Working data section start

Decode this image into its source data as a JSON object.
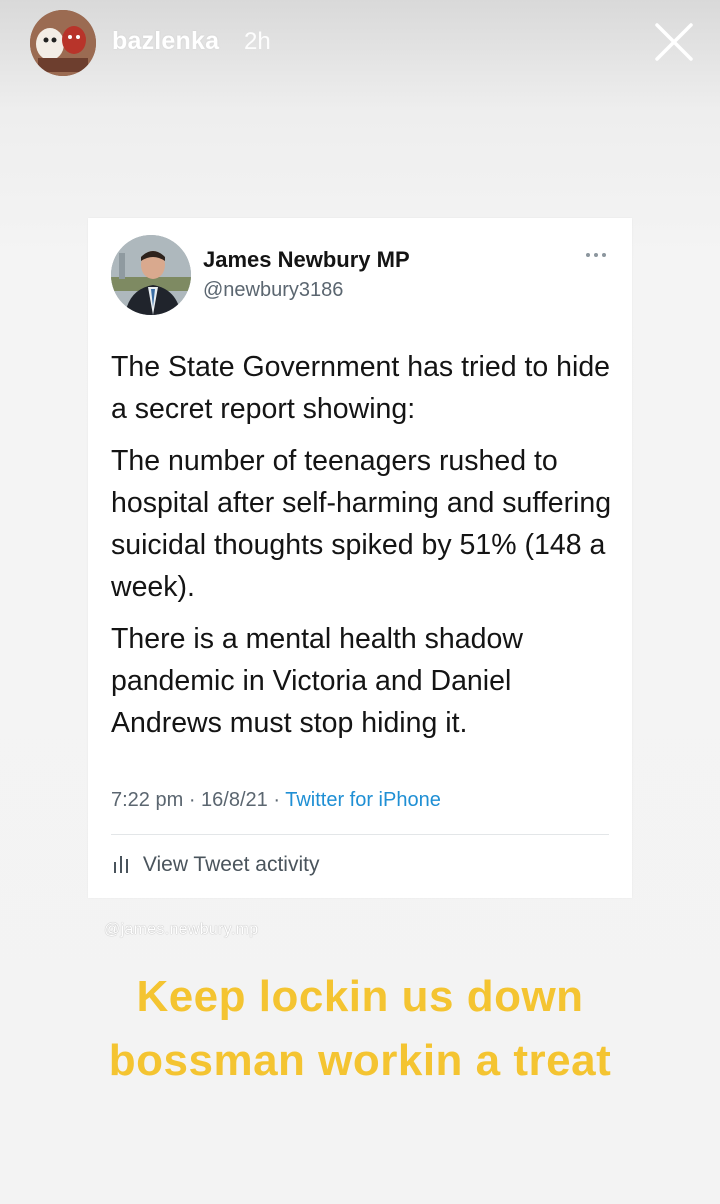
{
  "story": {
    "username": "bazlenka",
    "timestamp": "2h",
    "close_icon": "close-icon",
    "mention": "@james.newbury.mp",
    "caption": "Keep lockin us down bossman workin a treat",
    "caption_color": "#f4c431"
  },
  "tweet": {
    "author_name": "James Newbury MP",
    "handle": "@newbury3186",
    "more_icon": "more-options-icon",
    "paragraphs": [
      "The State Government has tried to hide a secret report showing:",
      "The number of teenagers rushed to hospital after self-harming and suffering suicidal thoughts spiked by 51% (148 a week).",
      "There is a mental health shadow pandemic in Victoria and Daniel Andrews must stop hiding it."
    ],
    "time": "7:22 pm",
    "date": "16/8/21",
    "source": "Twitter for iPhone",
    "source_color": "#1f8fd4",
    "activity_label": "View Tweet activity",
    "activity_icon": "bar-chart-icon"
  }
}
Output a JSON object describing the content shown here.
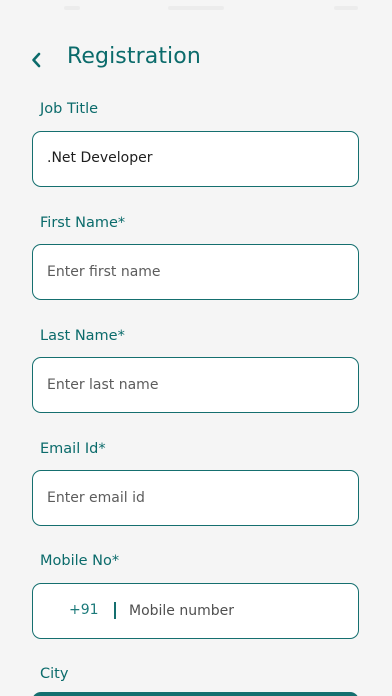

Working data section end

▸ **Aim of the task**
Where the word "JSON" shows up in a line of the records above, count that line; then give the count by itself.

▸ **Completed exercise**
2